Work task:
Without the pictures, set down every record below exactly as it reads.

Element data from apps and pages
———

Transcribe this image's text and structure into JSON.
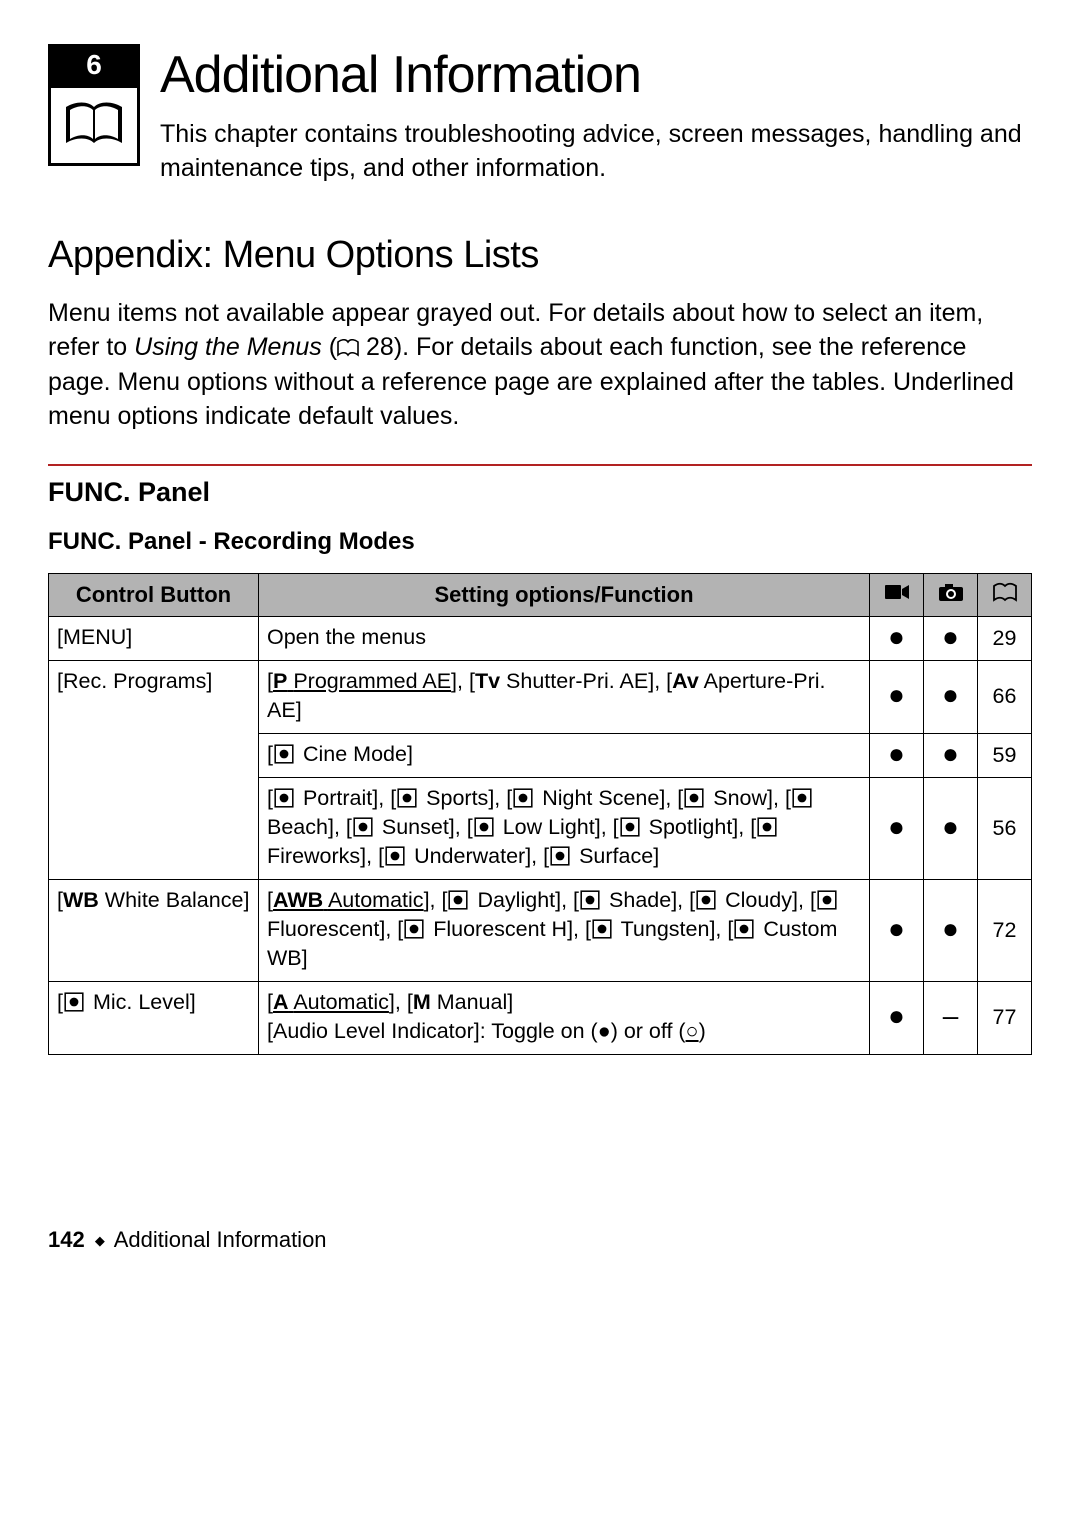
{
  "chapter": {
    "number": "6",
    "title": "Additional Information",
    "intro": "This chapter contains troubleshooting advice, screen messages, handling and maintenance tips, and other information."
  },
  "appendix": {
    "title": "Appendix: Menu Options Lists",
    "body_pre": "Menu items not available appear grayed out. For details about how to select an item, refer to ",
    "body_italic": "Using the Menus",
    "body_ref": "28",
    "body_post": "). For details about each function, see the reference page. Menu options without a reference page are explained after the tables. Underlined menu options indicate default values."
  },
  "panel": {
    "title": "FUNC. Panel",
    "subtitle": "FUNC. Panel - Recording Modes",
    "headers": {
      "control": "Control Button",
      "options": "Setting options/Function"
    },
    "rows": [
      {
        "control": "[MENU]",
        "options_html": "Open the menus",
        "video": "●",
        "photo": "●",
        "ref": "29"
      },
      {
        "control": "[Rec. Programs]",
        "options_items": [
          {
            "abbr": "P",
            "label": "Programmed AE",
            "underline": true,
            "sep": ", "
          },
          {
            "abbr": "Tv",
            "label": "Shutter-Pri. AE",
            "sep": ", "
          },
          {
            "abbr": "Av",
            "label": "Aperture-Pri. AE",
            "sep": ""
          }
        ],
        "video": "●",
        "photo": "●",
        "ref": "66"
      },
      {
        "control": "",
        "options_items": [
          {
            "icon": "cine-icon",
            "label": "Cine Mode",
            "sep": ""
          }
        ],
        "video": "●",
        "photo": "●",
        "ref": "59"
      },
      {
        "control": "",
        "options_items": [
          {
            "icon": "portrait-icon",
            "label": "Portrait",
            "sep": ", "
          },
          {
            "icon": "sports-icon",
            "label": "Sports",
            "sep": ", "
          },
          {
            "icon": "night-icon",
            "label": "Night Scene",
            "sep": ", "
          },
          {
            "icon": "snow-icon",
            "label": "Snow",
            "sep": ", "
          },
          {
            "icon": "beach-icon",
            "label": "Beach",
            "sep": ", "
          },
          {
            "icon": "sunset-icon",
            "label": "Sunset",
            "sep": ", "
          },
          {
            "icon": "lowlight-icon",
            "label": "Low Light",
            "sep": ", "
          },
          {
            "icon": "spotlight-icon",
            "label": "Spotlight",
            "sep": ", "
          },
          {
            "icon": "fireworks-icon",
            "label": "Fireworks",
            "sep": ", "
          },
          {
            "icon": "underwater-icon",
            "label": "Underwater",
            "sep": ", "
          },
          {
            "icon": "surface-icon",
            "label": "Surface",
            "sep": ""
          }
        ],
        "video": "●",
        "photo": "●",
        "ref": "56"
      },
      {
        "control_items": [
          {
            "abbr": "WB",
            "label": "White Balance"
          }
        ],
        "options_items": [
          {
            "abbr": "AWB",
            "label": "Automatic",
            "underline": true,
            "sep": ", "
          },
          {
            "icon": "daylight-icon",
            "label": "Daylight",
            "sep": ", "
          },
          {
            "icon": "shade-icon",
            "label": "Shade",
            "sep": ", "
          },
          {
            "icon": "cloudy-icon",
            "label": "Cloudy",
            "sep": ", "
          },
          {
            "icon": "fluorescent-icon",
            "label": "Fluorescent",
            "sep": ", "
          },
          {
            "icon": "fluorescent-h-icon",
            "label": "Fluorescent H",
            "sep": ", "
          },
          {
            "icon": "tungsten-icon",
            "label": "Tungsten",
            "sep": ", "
          },
          {
            "icon": "custom-wb-icon",
            "label": "Custom WB",
            "sep": ""
          }
        ],
        "video": "●",
        "photo": "●",
        "ref": "72"
      },
      {
        "control_items": [
          {
            "icon": "mic-icon",
            "label": "Mic. Level"
          }
        ],
        "options_items_mic": {
          "auto": {
            "abbr": "A",
            "label": "Automatic",
            "underline": true
          },
          "manual": {
            "abbr": "M",
            "label": "Manual"
          },
          "line2_pre": "[Audio Level Indicator]: Toggle on (",
          "line2_on": "●",
          "line2_mid": ") or off (",
          "line2_off": "○",
          "line2_post": ")"
        },
        "video": "●",
        "photo": "–",
        "ref": "77"
      }
    ]
  },
  "footer": {
    "page": "142",
    "section": "Additional Information"
  }
}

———

Response to this task:
Transcribe this image's text and structure into JSON.
{
  "chapter": {
    "number": "6",
    "title": "Additional Information",
    "intro": "This chapter contains troubleshooting advice, screen messages, handling and maintenance tips, and other information."
  },
  "appendix": {
    "title": "Appendix: Menu Options Lists",
    "body_pre": "Menu items not available appear grayed out. For details about how to select an item, refer to ",
    "body_italic": "Using the Menus",
    "body_ref": "28",
    "body_post": "). For details about each function, see the reference page. Menu options without a reference page are explained after the tables. Underlined menu options indicate default values."
  },
  "panel": {
    "title": "FUNC. Panel",
    "subtitle": "FUNC. Panel - Recording Modes",
    "headers": {
      "control": "Control Button",
      "options": "Setting options/Function"
    },
    "rows": [
      {
        "control": "[MENU]",
        "options_html": "Open the menus",
        "video": "●",
        "photo": "●",
        "ref": "29"
      },
      {
        "control": "[Rec. Programs]",
        "options_items": [
          {
            "abbr": "P",
            "label": "Programmed AE",
            "underline": true,
            "sep": ", "
          },
          {
            "abbr": "Tv",
            "label": "Shutter-Pri. AE",
            "sep": ", "
          },
          {
            "abbr": "Av",
            "label": "Aperture-Pri. AE",
            "sep": ""
          }
        ],
        "video": "●",
        "photo": "●",
        "ref": "66"
      },
      {
        "control": "",
        "options_items": [
          {
            "icon": "cine-icon",
            "label": "Cine Mode",
            "sep": ""
          }
        ],
        "video": "●",
        "photo": "●",
        "ref": "59"
      },
      {
        "control": "",
        "options_items": [
          {
            "icon": "portrait-icon",
            "label": "Portrait",
            "sep": ", "
          },
          {
            "icon": "sports-icon",
            "label": "Sports",
            "sep": ", "
          },
          {
            "icon": "night-icon",
            "label": "Night Scene",
            "sep": ", "
          },
          {
            "icon": "snow-icon",
            "label": "Snow",
            "sep": ", "
          },
          {
            "icon": "beach-icon",
            "label": "Beach",
            "sep": ", "
          },
          {
            "icon": "sunset-icon",
            "label": "Sunset",
            "sep": ", "
          },
          {
            "icon": "lowlight-icon",
            "label": "Low Light",
            "sep": ", "
          },
          {
            "icon": "spotlight-icon",
            "label": "Spotlight",
            "sep": ", "
          },
          {
            "icon": "fireworks-icon",
            "label": "Fireworks",
            "sep": ", "
          },
          {
            "icon": "underwater-icon",
            "label": "Underwater",
            "sep": ", "
          },
          {
            "icon": "surface-icon",
            "label": "Surface",
            "sep": ""
          }
        ],
        "video": "●",
        "photo": "●",
        "ref": "56"
      },
      {
        "control_items": [
          {
            "abbr": "WB",
            "label": "White Balance"
          }
        ],
        "options_items": [
          {
            "abbr": "AWB",
            "label": "Automatic",
            "underline": true,
            "sep": ", "
          },
          {
            "icon": "daylight-icon",
            "label": "Daylight",
            "sep": ", "
          },
          {
            "icon": "shade-icon",
            "label": "Shade",
            "sep": ", "
          },
          {
            "icon": "cloudy-icon",
            "label": "Cloudy",
            "sep": ", "
          },
          {
            "icon": "fluorescent-icon",
            "label": "Fluorescent",
            "sep": ", "
          },
          {
            "icon": "fluorescent-h-icon",
            "label": "Fluorescent H",
            "sep": ", "
          },
          {
            "icon": "tungsten-icon",
            "label": "Tungsten",
            "sep": ", "
          },
          {
            "icon": "custom-wb-icon",
            "label": "Custom WB",
            "sep": ""
          }
        ],
        "video": "●",
        "photo": "●",
        "ref": "72"
      },
      {
        "control_items": [
          {
            "icon": "mic-icon",
            "label": "Mic. Level"
          }
        ],
        "options_items_mic": {
          "auto": {
            "abbr": "A",
            "label": "Automatic",
            "underline": true
          },
          "manual": {
            "abbr": "M",
            "label": "Manual"
          },
          "line2_pre": "[Audio Level Indicator]: Toggle on (",
          "line2_on": "●",
          "line2_mid": ") or off (",
          "line2_off": "○",
          "line2_post": ")"
        },
        "video": "●",
        "photo": "–",
        "ref": "77"
      }
    ]
  },
  "footer": {
    "page": "142",
    "section": "Additional Information"
  }
}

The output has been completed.